WILLIAM MOORE was born about the year 1748, at Cannicello, now in Rockbridge county, and received a plain education at schools in the neighborhood. From his boyhood he was remarkable for his temperate habits, intrepidity, and great physical strength. At times, when the country was in a state of alarm on account of the Indians, he would take solitary excursions and remain out all night by himself. In 1774, he participated in the battle of Point Pleasant. During the action, John Steele was wounded and about to be scalped, when Moore interposed, shooting one Indian and knocking down another with his rifle. He then shouldered Steele, who was a very large and heavy man, and after laying him down in a safe place nearly two miles off, returned to the fight. Steele was accustomed to say, “There was no other man in the army who could have done it, if he would; and no other who would have done it, if he could.” Moore is believed to have been in the military service during the whole war of the Revolution, and at the surrender of Cornwallis, he held the rank of captain.
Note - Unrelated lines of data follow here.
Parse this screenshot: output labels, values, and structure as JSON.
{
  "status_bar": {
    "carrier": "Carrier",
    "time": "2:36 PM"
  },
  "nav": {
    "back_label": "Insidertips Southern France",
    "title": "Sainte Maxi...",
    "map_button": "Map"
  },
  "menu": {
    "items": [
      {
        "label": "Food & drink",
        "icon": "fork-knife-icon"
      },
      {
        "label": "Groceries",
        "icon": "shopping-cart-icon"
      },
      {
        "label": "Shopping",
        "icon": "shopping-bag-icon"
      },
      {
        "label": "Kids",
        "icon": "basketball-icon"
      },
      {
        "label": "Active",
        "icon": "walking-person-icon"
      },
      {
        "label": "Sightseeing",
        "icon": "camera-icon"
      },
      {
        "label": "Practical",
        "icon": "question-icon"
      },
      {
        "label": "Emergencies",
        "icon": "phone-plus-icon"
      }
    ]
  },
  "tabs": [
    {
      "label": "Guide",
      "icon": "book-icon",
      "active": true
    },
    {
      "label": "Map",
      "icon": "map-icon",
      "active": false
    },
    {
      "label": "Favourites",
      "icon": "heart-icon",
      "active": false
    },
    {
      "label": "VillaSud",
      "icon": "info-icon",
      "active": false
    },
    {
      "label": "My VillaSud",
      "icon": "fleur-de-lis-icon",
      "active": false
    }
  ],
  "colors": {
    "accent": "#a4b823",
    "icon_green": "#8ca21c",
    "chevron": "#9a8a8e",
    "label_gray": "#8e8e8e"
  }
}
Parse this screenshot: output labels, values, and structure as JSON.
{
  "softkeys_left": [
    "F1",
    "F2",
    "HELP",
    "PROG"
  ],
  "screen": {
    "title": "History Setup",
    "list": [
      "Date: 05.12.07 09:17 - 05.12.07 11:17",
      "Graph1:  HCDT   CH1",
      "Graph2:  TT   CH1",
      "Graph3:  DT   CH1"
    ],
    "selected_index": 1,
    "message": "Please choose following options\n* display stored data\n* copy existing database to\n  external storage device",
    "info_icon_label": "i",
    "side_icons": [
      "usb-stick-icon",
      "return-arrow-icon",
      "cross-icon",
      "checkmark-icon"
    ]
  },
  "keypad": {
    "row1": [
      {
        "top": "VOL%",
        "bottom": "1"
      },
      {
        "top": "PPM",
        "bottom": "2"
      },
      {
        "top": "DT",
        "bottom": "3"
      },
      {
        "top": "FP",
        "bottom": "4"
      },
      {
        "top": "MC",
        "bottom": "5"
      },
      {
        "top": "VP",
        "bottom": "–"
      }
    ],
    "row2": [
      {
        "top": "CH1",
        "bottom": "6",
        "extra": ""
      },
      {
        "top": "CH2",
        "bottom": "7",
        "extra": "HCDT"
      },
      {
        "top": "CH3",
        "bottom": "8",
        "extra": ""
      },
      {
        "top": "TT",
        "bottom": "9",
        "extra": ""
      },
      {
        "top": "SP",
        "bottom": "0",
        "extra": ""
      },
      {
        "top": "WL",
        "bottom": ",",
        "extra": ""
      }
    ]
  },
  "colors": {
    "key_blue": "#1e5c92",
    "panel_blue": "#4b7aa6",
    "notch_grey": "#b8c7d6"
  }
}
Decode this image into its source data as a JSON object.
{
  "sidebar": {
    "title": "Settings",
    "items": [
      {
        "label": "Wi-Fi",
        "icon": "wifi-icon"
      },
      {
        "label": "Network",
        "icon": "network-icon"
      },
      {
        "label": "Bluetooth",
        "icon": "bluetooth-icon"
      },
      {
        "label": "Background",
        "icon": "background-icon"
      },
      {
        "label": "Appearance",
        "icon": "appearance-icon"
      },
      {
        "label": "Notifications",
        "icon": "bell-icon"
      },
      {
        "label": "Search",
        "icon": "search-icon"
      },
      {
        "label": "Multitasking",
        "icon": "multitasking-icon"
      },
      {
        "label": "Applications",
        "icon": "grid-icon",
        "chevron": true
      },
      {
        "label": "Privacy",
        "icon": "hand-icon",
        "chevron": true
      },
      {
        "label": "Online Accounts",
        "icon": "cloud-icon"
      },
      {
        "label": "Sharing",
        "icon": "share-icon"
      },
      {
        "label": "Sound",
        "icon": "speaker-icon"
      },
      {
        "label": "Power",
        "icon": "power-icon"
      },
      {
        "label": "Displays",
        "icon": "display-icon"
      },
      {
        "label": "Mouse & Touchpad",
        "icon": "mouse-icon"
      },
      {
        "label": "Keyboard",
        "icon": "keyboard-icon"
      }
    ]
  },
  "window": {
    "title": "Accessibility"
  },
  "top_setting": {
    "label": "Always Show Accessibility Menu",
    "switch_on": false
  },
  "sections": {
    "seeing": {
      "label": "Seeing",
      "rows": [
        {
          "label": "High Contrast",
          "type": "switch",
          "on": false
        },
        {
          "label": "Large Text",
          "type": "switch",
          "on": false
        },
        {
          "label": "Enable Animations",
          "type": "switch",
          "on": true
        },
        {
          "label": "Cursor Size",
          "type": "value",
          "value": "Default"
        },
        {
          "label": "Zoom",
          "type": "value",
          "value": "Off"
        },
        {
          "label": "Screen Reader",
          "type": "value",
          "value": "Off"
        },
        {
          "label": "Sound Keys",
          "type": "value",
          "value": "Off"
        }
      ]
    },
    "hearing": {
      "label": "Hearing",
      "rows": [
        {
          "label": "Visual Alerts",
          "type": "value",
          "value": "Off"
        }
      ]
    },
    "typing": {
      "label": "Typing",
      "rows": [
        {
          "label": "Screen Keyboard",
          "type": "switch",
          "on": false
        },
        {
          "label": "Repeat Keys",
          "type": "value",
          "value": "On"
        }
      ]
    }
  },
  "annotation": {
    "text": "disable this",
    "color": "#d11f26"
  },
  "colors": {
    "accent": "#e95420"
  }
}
After the war, Captain Moore settled in Lexington as a merchant. It is said that he brought to that town the first sack of coffee ever seen there. Like most enterprising men, however, he was “in advance of his age.” His customers were not acquainted with coffee, and it remained unsold till some Pennsylvanians arrived and purchased it. The people of Lexington and vicinity were quicker to learn the use of tea. As explained by an old lady living there, her husband “drank the broth,” and she “ate the greens.”

After merchandising in Lexington, Captain Moore had an iron furnace on South River, Rockbridge, and then lived near Fairfield. For many years he was a justice of the peace, and was high sheriff for two terms. He died in Lexington in 1841, aged ninety-three.

The wife of Captain Moore was Nancy McClung, and his children were Samuel, David, John, Eliab, Jane, Isabella, Elizabeth and Nancy.